Everyone occasionally feels sad or down, but these feelings are usually fleeting, and pass within a couple of days. When a person has a depressive disorder, it interferes with daily life, normal functioning, and causes pain for both the person with the disorder and those who care about him or her. Depression is a common but serious illness, and most who experience it need treatment to get better. The good news is that depression, even in the most severe cases, is a highly treatable disorder.
You may be wondering if you are experiencing symptoms of depression. One way to determine that is to take a brief, confidential and anonymous screening. Only you will be able to see the results, and the results not are stored or sent anywhere.

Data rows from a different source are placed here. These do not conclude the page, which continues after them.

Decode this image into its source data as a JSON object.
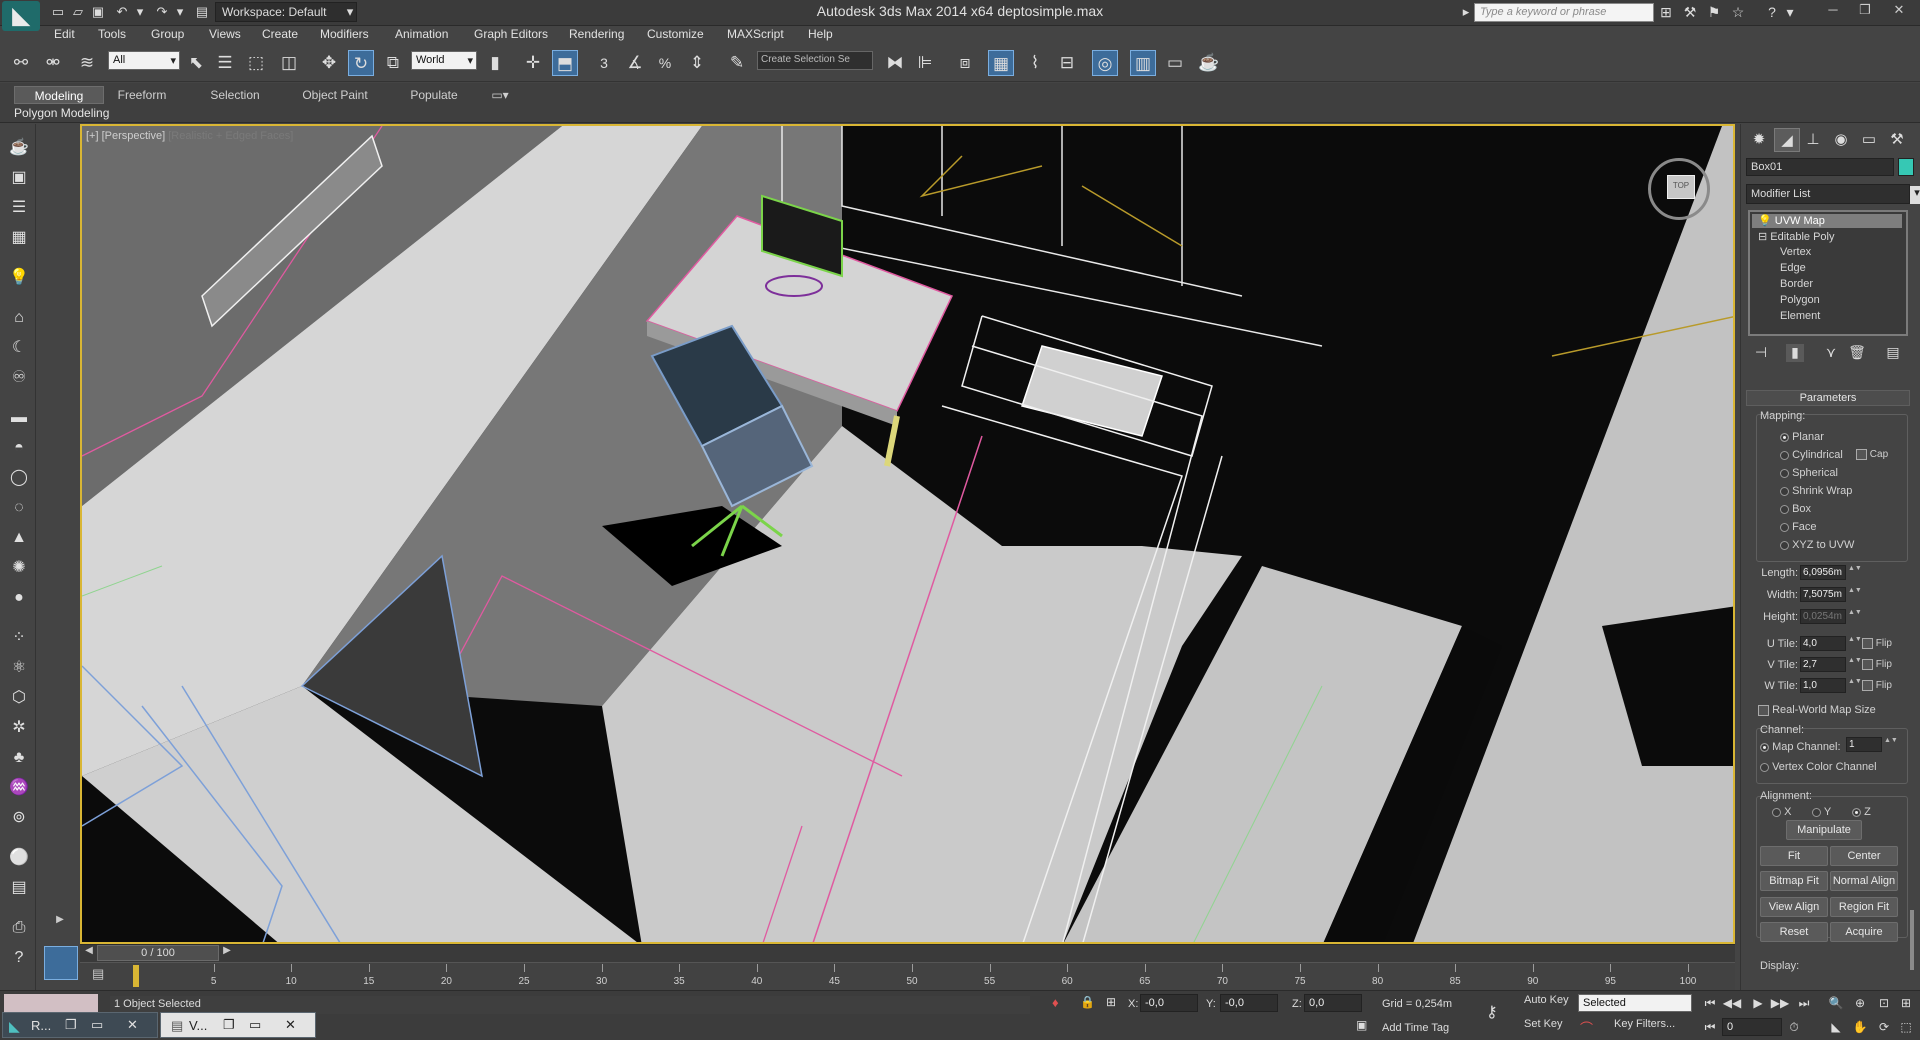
{
  "window": {
    "title": "Autodesk 3ds Max  2014 x64     deptosimple.max",
    "workspace": "Workspace: Default",
    "search_placeholder": "Type a keyword or phrase"
  },
  "menu": [
    "Edit",
    "Tools",
    "Group",
    "Views",
    "Create",
    "Modifiers",
    "Animation",
    "Graph Editors",
    "Rendering",
    "Customize",
    "MAXScript",
    "Help"
  ],
  "toolbar": {
    "selection_filter": "All",
    "ref_coord": "World",
    "snap_3d": "3",
    "snap_percent": "%",
    "named_selection": "Create Selection Se"
  },
  "ribbon": {
    "tabs": [
      "Modeling",
      "Freeform",
      "Selection",
      "Object Paint",
      "Populate"
    ],
    "panel_label": "Polygon Modeling"
  },
  "viewport": {
    "label": "[+] [Perspective]",
    "mode": "[Realistic + Edged Faces]",
    "viewcube_face": "TOP"
  },
  "command_panel": {
    "object_name": "Box01",
    "object_color": "#36c8b4",
    "modifier_list": "Modifier List",
    "stack": [
      {
        "label": "UVW Map",
        "level": 0,
        "selected": true
      },
      {
        "label": "Editable Poly",
        "level": 0,
        "selected": false
      },
      {
        "label": "Vertex",
        "level": 1,
        "selected": false
      },
      {
        "label": "Edge",
        "level": 1,
        "selected": false
      },
      {
        "label": "Border",
        "level": 1,
        "selected": false
      },
      {
        "label": "Polygon",
        "level": 1,
        "selected": false
      },
      {
        "label": "Element",
        "level": 1,
        "selected": false
      }
    ],
    "rollout": "Parameters",
    "mapping": {
      "label": "Mapping:",
      "options": [
        "Planar",
        "Cylindrical",
        "Spherical",
        "Shrink Wrap",
        "Box",
        "Face",
        "XYZ to UVW"
      ],
      "selected": "Planar",
      "cap_label": "Cap"
    },
    "params": [
      {
        "label": "Length:",
        "value": "6,0956m",
        "dim": false
      },
      {
        "label": "Width:",
        "value": "7,5075m",
        "dim": false
      },
      {
        "label": "Height:",
        "value": "0,0254m",
        "dim": true
      }
    ],
    "tiles": [
      {
        "label": "U Tile:",
        "value": "4,0",
        "flip": "Flip"
      },
      {
        "label": "V Tile:",
        "value": "2,7",
        "flip": "Flip"
      },
      {
        "label": "W Tile:",
        "value": "1,0",
        "flip": "Flip"
      }
    ],
    "real_world": "Real-World Map Size",
    "channel": {
      "label": "Channel:",
      "map_channel": "Map Channel:",
      "map_channel_value": "1",
      "vertex_color": "Vertex Color Channel"
    },
    "alignment": {
      "label": "Alignment:",
      "axes": [
        "X",
        "Y",
        "Z"
      ],
      "selected": "Z",
      "manipulate": "Manipulate",
      "buttons": [
        "Fit",
        "Center",
        "Bitmap Fit",
        "Normal Align",
        "View Align",
        "Region Fit",
        "Reset",
        "Acquire"
      ]
    },
    "display_label": "Display:"
  },
  "timeline": {
    "position": "0 / 100",
    "ticks": [
      5,
      10,
      15,
      20,
      25,
      30,
      35,
      40,
      45,
      50,
      55,
      60,
      65,
      70,
      75,
      80,
      85,
      90,
      95,
      100
    ]
  },
  "status": {
    "selection": "1 Object Selected",
    "x_label": "X:",
    "x_value": "-0,0",
    "y_label": "Y:",
    "y_value": "-0,0",
    "z_label": "Z:",
    "z_value": "0,0",
    "grid": "Grid = 0,254m",
    "add_time_tag": "Add Time Tag",
    "auto_key": "Auto Key",
    "set_key": "Set Key",
    "key_mode": "Selected",
    "key_filters": "Key Filters...",
    "frame": "0"
  },
  "taskbar": [
    {
      "label": "R..."
    },
    {
      "label": "V..."
    }
  ]
}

You can choose to print a copy of the results for your own records, or to give to your physician or a mental health professional.
Articles & Fact Sheets
What is Major Depression?: A VA Fact Sheet providing information on basic facts, symptoms, treatments, and information for families (2015).
Depression After Brain Injury: A guide for patients and their caregivers from Agency for Healthcare Research and Quality (AHRQ).
Depression: A detailed booklet with information on symptoms, causes, treatments, getting help and coping (2007).
Depression (Easy to Read): An easy-to-read booklet that explains what depression is, how long it lasts, and how to get help.
Older Adults and Depression: A brief statistical fact sheet on depression and suicide in older adults, includes information on treatments and suicide prevention.